» WHAT IS EXPECTED
From the entries below, copy out all lines holding "Analysis".

» GIVEN DATA
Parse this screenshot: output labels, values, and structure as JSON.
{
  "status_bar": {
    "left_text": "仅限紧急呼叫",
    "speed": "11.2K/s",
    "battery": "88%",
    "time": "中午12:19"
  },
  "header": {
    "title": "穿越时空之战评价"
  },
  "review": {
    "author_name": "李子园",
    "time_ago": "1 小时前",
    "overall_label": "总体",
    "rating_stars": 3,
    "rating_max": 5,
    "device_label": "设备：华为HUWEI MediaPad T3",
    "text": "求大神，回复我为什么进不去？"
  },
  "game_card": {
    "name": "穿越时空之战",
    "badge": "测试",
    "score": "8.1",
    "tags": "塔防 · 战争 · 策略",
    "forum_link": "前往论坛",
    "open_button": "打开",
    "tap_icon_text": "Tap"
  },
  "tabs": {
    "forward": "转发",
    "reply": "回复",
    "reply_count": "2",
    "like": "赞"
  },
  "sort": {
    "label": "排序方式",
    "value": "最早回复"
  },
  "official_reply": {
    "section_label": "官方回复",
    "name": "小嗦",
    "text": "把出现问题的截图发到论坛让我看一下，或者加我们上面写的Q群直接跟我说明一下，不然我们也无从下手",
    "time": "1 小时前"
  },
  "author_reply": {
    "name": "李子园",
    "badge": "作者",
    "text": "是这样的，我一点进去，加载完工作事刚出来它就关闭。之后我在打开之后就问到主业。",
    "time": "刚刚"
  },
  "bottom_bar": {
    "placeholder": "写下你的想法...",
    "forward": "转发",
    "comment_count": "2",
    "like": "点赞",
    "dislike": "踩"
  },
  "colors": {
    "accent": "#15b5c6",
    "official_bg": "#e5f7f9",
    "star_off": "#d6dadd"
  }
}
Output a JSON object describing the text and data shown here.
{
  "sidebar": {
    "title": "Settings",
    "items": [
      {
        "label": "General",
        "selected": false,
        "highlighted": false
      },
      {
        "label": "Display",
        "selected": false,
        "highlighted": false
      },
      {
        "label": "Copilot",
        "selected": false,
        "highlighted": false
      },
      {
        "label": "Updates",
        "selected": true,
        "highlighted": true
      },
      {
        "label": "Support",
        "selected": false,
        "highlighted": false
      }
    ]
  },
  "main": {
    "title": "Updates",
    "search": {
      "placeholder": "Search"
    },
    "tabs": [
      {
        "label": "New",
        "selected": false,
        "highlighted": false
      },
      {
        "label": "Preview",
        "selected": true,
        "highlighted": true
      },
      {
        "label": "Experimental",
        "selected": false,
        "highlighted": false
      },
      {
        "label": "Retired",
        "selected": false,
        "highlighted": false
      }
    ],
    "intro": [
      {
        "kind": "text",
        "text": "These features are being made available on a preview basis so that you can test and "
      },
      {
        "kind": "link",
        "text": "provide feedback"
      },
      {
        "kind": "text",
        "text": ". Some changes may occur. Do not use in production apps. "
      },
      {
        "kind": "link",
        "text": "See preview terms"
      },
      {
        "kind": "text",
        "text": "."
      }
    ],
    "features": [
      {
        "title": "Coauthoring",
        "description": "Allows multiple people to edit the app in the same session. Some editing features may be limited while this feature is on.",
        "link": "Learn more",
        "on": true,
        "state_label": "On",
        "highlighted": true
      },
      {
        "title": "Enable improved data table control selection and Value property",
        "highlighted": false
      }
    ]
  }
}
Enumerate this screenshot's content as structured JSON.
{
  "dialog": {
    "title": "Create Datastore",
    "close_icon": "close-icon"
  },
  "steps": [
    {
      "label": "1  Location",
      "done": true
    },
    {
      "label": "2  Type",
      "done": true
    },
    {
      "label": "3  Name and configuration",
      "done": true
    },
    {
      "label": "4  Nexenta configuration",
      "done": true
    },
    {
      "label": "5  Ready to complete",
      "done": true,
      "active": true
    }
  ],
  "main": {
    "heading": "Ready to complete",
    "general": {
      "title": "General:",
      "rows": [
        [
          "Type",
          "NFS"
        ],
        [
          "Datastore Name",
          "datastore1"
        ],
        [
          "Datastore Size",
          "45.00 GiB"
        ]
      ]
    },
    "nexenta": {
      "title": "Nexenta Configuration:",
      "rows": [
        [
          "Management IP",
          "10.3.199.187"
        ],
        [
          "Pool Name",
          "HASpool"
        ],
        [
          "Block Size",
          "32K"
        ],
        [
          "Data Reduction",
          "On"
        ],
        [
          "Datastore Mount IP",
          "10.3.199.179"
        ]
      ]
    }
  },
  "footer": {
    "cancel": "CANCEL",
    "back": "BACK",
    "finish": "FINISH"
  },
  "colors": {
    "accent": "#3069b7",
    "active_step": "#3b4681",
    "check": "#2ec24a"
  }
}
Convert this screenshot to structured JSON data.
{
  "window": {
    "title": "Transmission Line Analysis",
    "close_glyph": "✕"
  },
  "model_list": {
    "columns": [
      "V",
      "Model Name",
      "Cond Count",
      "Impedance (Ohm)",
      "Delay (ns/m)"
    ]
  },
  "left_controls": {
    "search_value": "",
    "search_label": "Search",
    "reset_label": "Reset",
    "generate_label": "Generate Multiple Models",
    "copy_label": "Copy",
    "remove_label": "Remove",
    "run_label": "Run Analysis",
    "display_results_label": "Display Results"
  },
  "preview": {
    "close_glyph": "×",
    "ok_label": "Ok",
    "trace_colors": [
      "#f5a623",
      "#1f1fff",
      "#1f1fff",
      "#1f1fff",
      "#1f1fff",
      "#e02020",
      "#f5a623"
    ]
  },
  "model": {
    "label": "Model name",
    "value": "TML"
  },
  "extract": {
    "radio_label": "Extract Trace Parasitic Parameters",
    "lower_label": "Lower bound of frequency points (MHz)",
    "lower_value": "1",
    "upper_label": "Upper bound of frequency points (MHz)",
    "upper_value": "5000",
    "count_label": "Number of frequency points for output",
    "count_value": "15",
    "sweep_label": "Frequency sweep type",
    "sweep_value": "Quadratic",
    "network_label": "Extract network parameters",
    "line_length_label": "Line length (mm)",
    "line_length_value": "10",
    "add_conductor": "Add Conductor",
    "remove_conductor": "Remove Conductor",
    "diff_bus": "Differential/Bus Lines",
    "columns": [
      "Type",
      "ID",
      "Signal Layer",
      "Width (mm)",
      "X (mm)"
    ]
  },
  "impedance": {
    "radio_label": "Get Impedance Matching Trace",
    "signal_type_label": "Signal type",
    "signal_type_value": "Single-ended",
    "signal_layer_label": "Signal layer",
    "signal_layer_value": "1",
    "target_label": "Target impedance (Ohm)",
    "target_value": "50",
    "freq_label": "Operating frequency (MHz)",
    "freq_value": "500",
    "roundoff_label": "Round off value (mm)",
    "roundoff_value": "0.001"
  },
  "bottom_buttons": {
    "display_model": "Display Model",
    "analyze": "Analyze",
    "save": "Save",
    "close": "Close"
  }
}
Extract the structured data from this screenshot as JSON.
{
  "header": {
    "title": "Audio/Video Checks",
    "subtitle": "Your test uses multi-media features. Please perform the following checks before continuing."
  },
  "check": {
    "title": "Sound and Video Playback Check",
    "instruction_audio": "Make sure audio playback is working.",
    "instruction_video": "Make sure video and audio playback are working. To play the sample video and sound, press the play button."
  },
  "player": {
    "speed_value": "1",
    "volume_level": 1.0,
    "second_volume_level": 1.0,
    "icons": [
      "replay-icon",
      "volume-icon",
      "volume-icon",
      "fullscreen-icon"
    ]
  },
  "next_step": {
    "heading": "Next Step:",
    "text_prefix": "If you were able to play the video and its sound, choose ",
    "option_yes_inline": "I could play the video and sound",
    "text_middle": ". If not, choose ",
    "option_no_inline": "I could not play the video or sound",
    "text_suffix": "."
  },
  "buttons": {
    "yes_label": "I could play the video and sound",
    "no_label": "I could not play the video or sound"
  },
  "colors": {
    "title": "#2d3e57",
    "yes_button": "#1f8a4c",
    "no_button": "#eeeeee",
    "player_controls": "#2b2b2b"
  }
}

» ANSWER BOX
    "title": "Transmission Line Analysis",
    "run_label": "Run Analysis",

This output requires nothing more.